▸ Directions: Please state how many lines of the records below contain the word "plans". Give the number and nothing else.

▸ Dataset records:
- Opening Delimiter -

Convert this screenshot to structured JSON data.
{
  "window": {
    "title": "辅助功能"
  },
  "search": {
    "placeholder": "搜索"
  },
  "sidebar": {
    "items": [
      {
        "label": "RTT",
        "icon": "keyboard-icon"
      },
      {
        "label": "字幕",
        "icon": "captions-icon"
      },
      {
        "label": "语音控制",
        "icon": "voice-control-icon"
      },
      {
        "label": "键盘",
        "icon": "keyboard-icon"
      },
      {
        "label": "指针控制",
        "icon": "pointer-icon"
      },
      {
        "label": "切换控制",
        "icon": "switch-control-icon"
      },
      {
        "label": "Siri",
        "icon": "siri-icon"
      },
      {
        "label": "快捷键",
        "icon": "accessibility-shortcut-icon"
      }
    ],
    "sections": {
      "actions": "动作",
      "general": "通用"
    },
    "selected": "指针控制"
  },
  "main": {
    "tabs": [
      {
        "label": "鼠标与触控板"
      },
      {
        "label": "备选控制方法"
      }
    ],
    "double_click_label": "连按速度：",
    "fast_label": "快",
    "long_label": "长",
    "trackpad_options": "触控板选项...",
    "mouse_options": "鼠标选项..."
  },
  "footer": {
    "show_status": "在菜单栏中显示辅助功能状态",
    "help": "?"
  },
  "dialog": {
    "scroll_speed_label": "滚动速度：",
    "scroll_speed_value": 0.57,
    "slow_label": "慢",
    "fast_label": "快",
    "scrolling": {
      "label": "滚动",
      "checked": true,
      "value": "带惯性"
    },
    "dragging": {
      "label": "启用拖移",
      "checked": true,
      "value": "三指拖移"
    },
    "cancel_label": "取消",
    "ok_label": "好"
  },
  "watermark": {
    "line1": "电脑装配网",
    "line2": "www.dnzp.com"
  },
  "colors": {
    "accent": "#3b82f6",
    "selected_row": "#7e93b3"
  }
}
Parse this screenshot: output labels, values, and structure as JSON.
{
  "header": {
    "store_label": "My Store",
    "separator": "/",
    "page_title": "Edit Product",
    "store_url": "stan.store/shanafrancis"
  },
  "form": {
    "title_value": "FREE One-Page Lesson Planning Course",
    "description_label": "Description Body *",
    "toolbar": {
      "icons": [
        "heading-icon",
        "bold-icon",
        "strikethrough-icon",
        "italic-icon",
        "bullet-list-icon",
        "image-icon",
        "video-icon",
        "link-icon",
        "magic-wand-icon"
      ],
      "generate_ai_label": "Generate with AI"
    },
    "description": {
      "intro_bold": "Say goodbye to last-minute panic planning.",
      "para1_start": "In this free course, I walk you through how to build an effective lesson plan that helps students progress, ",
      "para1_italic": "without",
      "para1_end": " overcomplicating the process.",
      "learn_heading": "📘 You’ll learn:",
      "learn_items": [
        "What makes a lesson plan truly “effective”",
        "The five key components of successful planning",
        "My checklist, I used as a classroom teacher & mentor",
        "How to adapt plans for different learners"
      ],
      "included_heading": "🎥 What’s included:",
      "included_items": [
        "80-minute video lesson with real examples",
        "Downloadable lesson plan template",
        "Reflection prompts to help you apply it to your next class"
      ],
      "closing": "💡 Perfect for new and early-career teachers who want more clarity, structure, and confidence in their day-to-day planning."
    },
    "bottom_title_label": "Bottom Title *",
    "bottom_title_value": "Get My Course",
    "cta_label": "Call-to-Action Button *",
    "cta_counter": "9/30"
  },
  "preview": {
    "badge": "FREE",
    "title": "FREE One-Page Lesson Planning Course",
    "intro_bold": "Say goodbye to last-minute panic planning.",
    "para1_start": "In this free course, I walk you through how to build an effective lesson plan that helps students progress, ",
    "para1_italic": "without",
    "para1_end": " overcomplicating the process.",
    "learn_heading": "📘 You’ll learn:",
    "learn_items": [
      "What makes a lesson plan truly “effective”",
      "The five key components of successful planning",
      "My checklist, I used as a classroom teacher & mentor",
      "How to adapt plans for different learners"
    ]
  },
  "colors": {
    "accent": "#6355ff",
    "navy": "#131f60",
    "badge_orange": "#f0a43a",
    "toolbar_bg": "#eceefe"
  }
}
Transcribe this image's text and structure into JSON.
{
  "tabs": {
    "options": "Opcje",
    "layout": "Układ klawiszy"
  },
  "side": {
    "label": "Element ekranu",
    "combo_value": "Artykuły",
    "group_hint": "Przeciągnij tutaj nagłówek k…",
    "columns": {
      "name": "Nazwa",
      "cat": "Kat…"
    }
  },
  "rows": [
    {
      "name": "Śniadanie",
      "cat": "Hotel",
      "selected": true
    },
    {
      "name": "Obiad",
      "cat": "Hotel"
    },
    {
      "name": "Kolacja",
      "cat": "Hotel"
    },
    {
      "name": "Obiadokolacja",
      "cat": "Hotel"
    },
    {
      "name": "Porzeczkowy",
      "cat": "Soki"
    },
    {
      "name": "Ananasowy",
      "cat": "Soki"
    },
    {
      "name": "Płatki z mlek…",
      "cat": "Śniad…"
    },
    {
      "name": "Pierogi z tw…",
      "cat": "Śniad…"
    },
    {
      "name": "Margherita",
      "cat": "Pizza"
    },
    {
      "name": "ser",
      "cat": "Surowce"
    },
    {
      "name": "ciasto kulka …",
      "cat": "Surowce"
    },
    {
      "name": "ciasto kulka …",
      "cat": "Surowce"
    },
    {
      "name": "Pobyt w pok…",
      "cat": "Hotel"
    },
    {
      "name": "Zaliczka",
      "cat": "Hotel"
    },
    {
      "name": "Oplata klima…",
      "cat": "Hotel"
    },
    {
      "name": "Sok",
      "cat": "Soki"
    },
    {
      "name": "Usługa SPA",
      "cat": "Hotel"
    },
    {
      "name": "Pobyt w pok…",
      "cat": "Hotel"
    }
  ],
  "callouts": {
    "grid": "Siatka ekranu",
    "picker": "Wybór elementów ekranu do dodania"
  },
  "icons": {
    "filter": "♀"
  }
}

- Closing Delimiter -

▸ Output: 2